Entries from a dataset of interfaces
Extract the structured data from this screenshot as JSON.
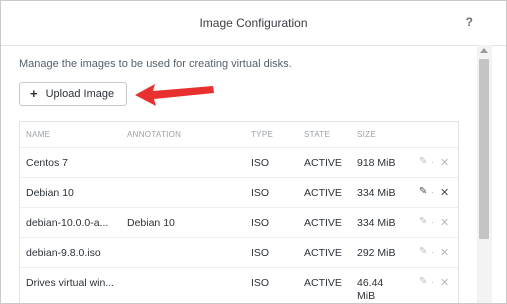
{
  "dialog": {
    "title": "Image Configuration",
    "help_label": "?"
  },
  "description": "Manage the images to be used for creating virtual disks.",
  "upload_button": {
    "label": "Upload Image",
    "icon": "plus-icon"
  },
  "table": {
    "columns": [
      "NAME",
      "ANNOTATION",
      "TYPE",
      "STATE",
      "SIZE"
    ],
    "rows": [
      {
        "name": "Centos 7",
        "annotation": "",
        "type": "ISO",
        "state": "ACTIVE",
        "size": "918 MiB",
        "size2": "",
        "hover": false
      },
      {
        "name": "Debian 10",
        "annotation": "",
        "type": "ISO",
        "state": "ACTIVE",
        "size": "334 MiB",
        "size2": "",
        "hover": true
      },
      {
        "name": "debian-10.0.0-a...",
        "annotation": "Debian 10",
        "type": "ISO",
        "state": "ACTIVE",
        "size": "334 MiB",
        "size2": "",
        "hover": false
      },
      {
        "name": "debian-9.8.0.iso",
        "annotation": "",
        "type": "ISO",
        "state": "ACTIVE",
        "size": "292 MiB",
        "size2": "",
        "hover": false
      },
      {
        "name": "Drives virtual win...",
        "annotation": "",
        "type": "ISO",
        "state": "ACTIVE",
        "size": "46.44",
        "size2": "MiB",
        "hover": false
      }
    ],
    "actions": {
      "edit_icon": "pencil-icon",
      "separator": "·",
      "delete_icon": "close-icon"
    }
  },
  "colors": {
    "arrow": "#e8312f",
    "border": "#c9c9c9"
  }
}
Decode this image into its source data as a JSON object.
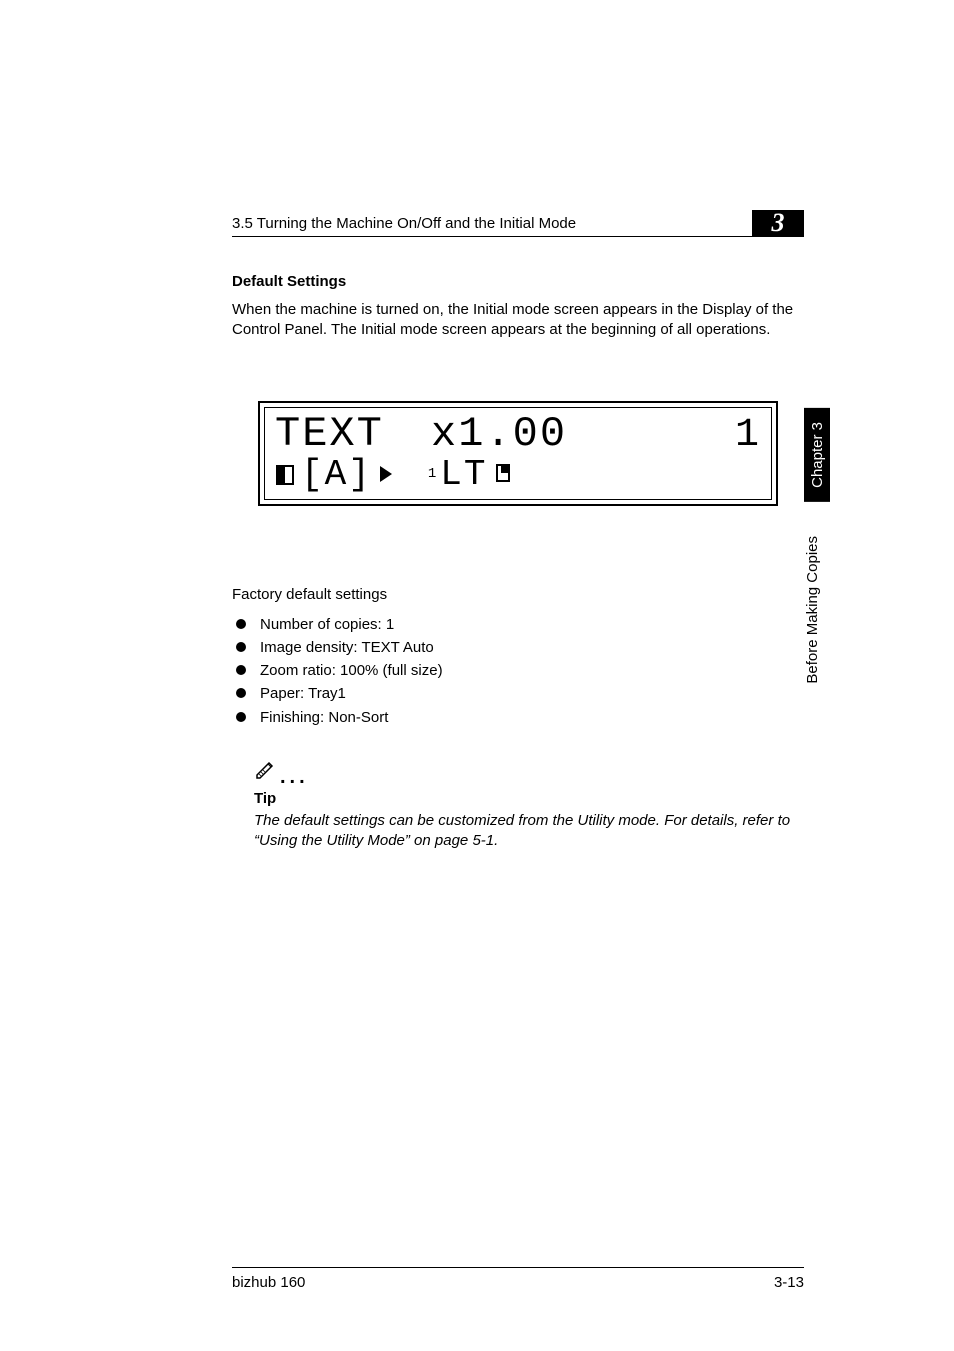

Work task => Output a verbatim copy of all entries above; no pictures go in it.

Solution for this exercise =>
Extract the structured data from this screenshot as JSON.
{
  "dialog": {
    "title": "Image Configuration",
    "help_label": "?"
  },
  "description": "Manage the images to be used for creating virtual disks.",
  "upload_button": {
    "label": "Upload Image",
    "icon": "plus-icon"
  },
  "table": {
    "columns": [
      "NAME",
      "ANNOTATION",
      "TYPE",
      "STATE",
      "SIZE"
    ],
    "rows": [
      {
        "name": "Centos 7",
        "annotation": "",
        "type": "ISO",
        "state": "ACTIVE",
        "size": "918 MiB",
        "size2": "",
        "hover": false
      },
      {
        "name": "Debian 10",
        "annotation": "",
        "type": "ISO",
        "state": "ACTIVE",
        "size": "334 MiB",
        "size2": "",
        "hover": true
      },
      {
        "name": "debian-10.0.0-a...",
        "annotation": "Debian 10",
        "type": "ISO",
        "state": "ACTIVE",
        "size": "334 MiB",
        "size2": "",
        "hover": false
      },
      {
        "name": "debian-9.8.0.iso",
        "annotation": "",
        "type": "ISO",
        "state": "ACTIVE",
        "size": "292 MiB",
        "size2": "",
        "hover": false
      },
      {
        "name": "Drives virtual win...",
        "annotation": "",
        "type": "ISO",
        "state": "ACTIVE",
        "size": "46.44",
        "size2": "MiB",
        "hover": false
      }
    ],
    "actions": {
      "edit_icon": "pencil-icon",
      "separator": "·",
      "delete_icon": "close-icon"
    }
  },
  "colors": {
    "arrow": "#e8312f",
    "border": "#c9c9c9"
  }
}
Decode this image into its source data as a JSON object.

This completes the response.